§ Extracted records
********************
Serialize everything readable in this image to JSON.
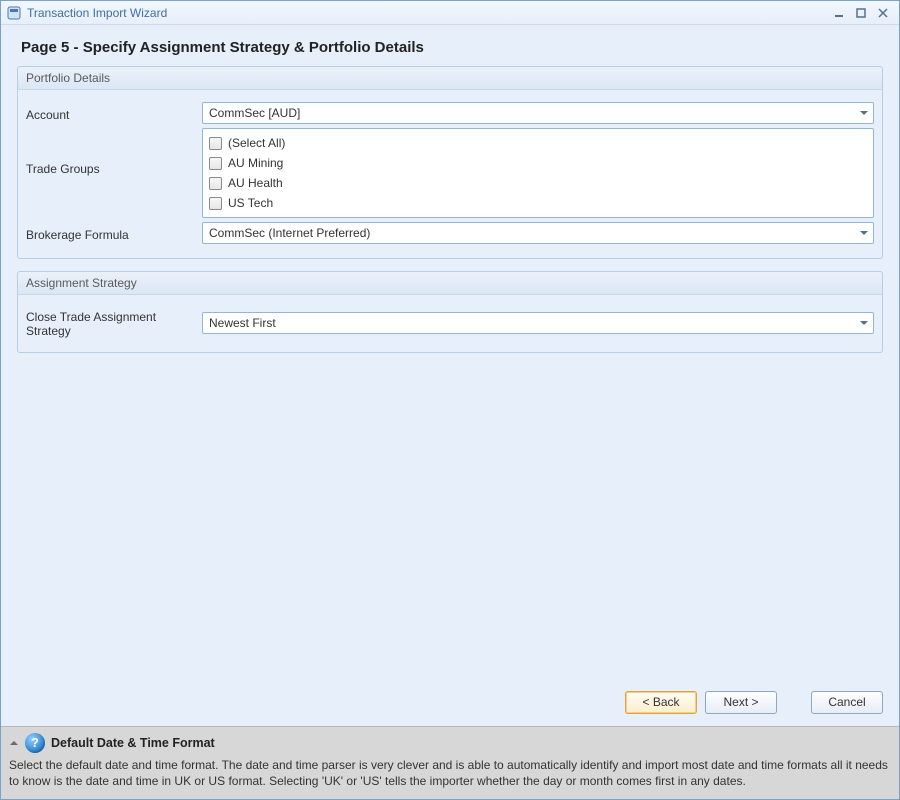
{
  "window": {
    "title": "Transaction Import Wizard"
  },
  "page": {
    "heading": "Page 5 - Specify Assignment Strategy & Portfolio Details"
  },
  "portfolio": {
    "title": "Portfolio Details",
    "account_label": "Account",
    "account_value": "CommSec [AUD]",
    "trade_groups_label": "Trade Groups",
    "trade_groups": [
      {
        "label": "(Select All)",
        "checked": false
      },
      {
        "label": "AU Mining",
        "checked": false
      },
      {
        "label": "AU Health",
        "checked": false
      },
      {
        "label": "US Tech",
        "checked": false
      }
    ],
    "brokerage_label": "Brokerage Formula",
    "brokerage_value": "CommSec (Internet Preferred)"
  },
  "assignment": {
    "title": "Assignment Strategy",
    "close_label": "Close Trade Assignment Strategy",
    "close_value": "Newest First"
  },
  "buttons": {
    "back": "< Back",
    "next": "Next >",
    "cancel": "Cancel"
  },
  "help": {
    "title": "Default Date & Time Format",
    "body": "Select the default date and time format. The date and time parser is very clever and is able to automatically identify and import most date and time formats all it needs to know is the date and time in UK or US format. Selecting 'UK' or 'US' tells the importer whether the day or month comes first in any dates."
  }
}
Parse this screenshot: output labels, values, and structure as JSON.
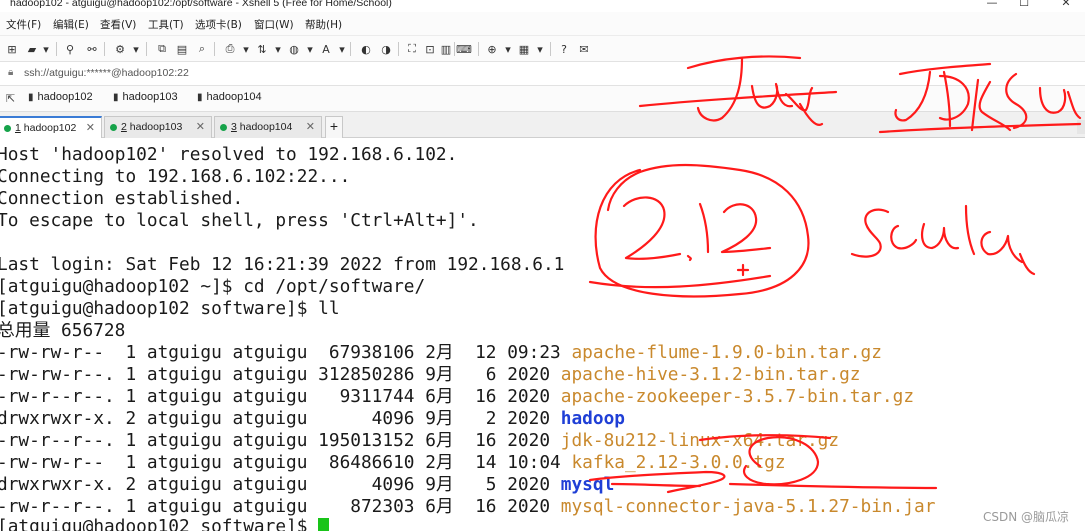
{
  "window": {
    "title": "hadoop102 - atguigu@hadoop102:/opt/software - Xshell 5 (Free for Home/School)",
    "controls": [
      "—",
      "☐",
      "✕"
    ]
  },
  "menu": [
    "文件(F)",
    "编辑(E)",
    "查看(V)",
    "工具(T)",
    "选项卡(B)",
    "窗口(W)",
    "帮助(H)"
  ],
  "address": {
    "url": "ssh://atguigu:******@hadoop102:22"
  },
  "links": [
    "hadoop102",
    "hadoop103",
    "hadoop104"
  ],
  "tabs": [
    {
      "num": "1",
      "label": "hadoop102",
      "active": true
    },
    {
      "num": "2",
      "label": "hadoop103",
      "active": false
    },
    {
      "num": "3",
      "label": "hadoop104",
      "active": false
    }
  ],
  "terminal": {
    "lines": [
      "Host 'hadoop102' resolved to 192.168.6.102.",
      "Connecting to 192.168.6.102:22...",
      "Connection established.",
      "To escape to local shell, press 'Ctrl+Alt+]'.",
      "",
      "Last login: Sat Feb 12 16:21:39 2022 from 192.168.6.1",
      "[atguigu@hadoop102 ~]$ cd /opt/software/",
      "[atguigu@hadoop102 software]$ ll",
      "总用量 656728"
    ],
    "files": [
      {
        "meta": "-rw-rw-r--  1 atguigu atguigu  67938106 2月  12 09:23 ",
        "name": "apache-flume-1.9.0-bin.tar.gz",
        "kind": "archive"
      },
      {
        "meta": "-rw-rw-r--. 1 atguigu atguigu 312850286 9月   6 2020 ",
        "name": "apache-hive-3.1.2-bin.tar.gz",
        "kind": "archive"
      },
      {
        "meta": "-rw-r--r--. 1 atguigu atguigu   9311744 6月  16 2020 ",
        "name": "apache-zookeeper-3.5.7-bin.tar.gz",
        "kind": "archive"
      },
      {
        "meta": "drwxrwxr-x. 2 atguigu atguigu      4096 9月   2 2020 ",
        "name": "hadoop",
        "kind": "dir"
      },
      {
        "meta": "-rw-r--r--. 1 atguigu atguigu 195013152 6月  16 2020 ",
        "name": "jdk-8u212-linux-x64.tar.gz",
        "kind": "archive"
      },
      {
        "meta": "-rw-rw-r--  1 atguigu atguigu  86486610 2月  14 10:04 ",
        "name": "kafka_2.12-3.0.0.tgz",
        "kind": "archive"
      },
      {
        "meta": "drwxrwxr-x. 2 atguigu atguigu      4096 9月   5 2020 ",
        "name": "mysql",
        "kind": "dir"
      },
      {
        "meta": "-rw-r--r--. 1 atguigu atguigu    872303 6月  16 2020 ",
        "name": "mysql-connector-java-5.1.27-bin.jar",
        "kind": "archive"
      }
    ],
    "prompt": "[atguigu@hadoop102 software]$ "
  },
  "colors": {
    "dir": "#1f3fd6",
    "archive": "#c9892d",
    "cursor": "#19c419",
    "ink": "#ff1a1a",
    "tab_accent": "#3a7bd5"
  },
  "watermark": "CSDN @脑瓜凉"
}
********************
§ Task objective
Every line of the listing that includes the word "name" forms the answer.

§ Response to the task
        "name": "apache-flume-1.9.0-bin.tar.gz",
        "name": "apache-hive-3.1.2-bin.tar.gz",
        "name": "apache-zookeeper-3.5.7-bin.tar.gz",
        "name": "hadoop",
        "name": "jdk-8u212-linux-x64.tar.gz",
        "name": "kafka_2.12-3.0.0.tgz",
        "name": "mysql",
        "name": "mysql-connector-java-5.1.27-bin.jar",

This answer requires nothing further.